A senior rabbi in Los Angeles has announced that same-sex weddings will be performed at his synagogue. Sinai Temple is the oldest and largest Conservative Jewish congregation in LA and Rabbi Wolpe's announcement has angered some members.
Back in 2010, an Israeli foodie with a Tunisian passport went to Libya, at the request of an Israeli group that keeps an eye on Jewish Heritage sites there. He was arrested for spying and spent six months in prison.
The government of Bashar al-Assad is pulling out all the stops to gain an advantage militarily ahead of a proposed peace conference in June. Perhaps the key to the government's successes might be the large reinforcement it's getting from Hezbollah.
Filmmaker Marian Marzynski survived the holocaust as a child in Poland by leaving his parents behind and hiding his identity. He recently returned to Poland with other child survivors, and they tell their stories in his new film, "Never Forget to Lie."
Samer Issawi had been on a hunger strike for more than 200 days while in an Israeli prison. Issawi is one of the nearly 5,000 Palestinians being jailed in Israeli prisons for various charges. The World's Matthew Bell reports.

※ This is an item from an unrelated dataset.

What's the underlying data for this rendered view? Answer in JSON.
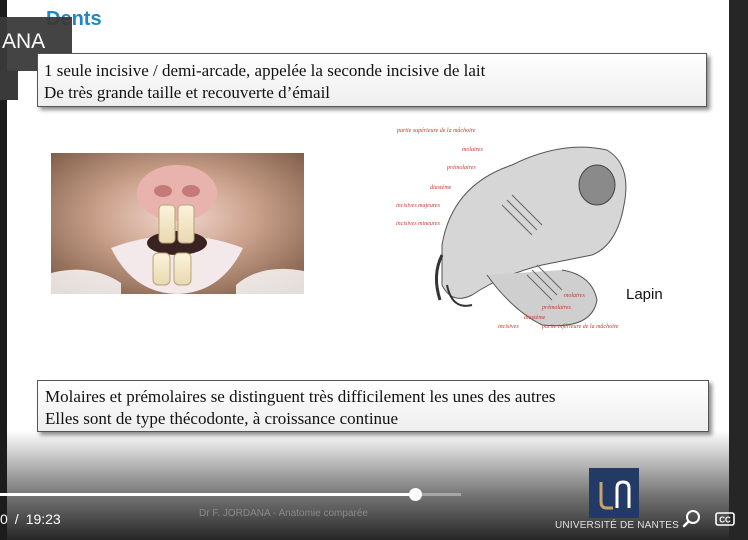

During President Obama's visit to Yad Vashem, he was given some sheet music as a gift. It was a song composed by a Jewish cantor in Amsterdam during World War II. Marco Werman speaks with Ruth Maroko, the cantor's sister-in-law.
Modern Jewish New York humor has its roots in Eastern Europe. It's said if you want to go to where funny was born, go to Odessa, the Ukrainian city on the Black Sea. That's what The World's Jason Margolis did recently.
President Obama has sent a team of high-level national security officials to the Middle East. He's trying to revive an Arab-Israeli peace process that has yet to get off the ground. The World's Matthew Bell reports.
People in Gaza have been living under an Israeli-led blockade since 2007 when Hamas seized control of the strip. Observers say that's led people in Gaza to become increasingly despairing and increasingly religious. Reporter Linda Gradstein has the story.
Israel is honoring the UN's International Year of Astronomy. Two plantes don't have names in Hebrew. Israel's Hebrew Language Academy hopes to change that with a contest. About 2,000 have entered. Reporter Daniel Estrin has been watching the contest.
The writer Sholem Aleichem captured the life of Jewish shtetls a hundred years ago in his short stories about Tevye the Milkman. Correspondent Brigid McCarthy reports on the enduring popularity of Tevye in Ukraine today.
Political cartoonists who comment on the Arab-Israeli conflict have a lot of material to work with. Anchor Marco Werman speaks with two. Khalil Abu Arafeh is a Palestinian editorial cartoonist and Uri Fink is an Israeli political cartoonist.
Israelis are canceling planned trips to Turkey, in the wake of tensions following the killing of nine Turkish activists on a Gaza-bound aid ship convoy. That could have an impact on the Turkish economy. Matthew Brunwasser reports.
Father Juan Maria Solana's dream when he arrived in Jerusalem seven years ago was to build a church and hotel for pilgrims in the Galilee. After four years gathering donations Father Solana had enough to buy the land. And the dig began.
Spain's offer to welcome back the descendants of Sephardic Jews who were kicked out in 1492 comes with some fine print. The descendants are welcome only if they are still practicing Jews, and many see that as unfair.
The music of German composer Richard Wagner is considered taboo by many in Israelis. That's because Wagner is widely linked with Hitler and antisemitism. But an Israeli researcher says it may be time to rethink Wagner, as Daniella Cheslow reports.
Passover begins tomorrow night and one Israeli Arab is working hard in Jerusalem to buy up all the leavened bread from Jews. Once the celebration is over, he sells it back. We get the story from reporter Daniel Estrin.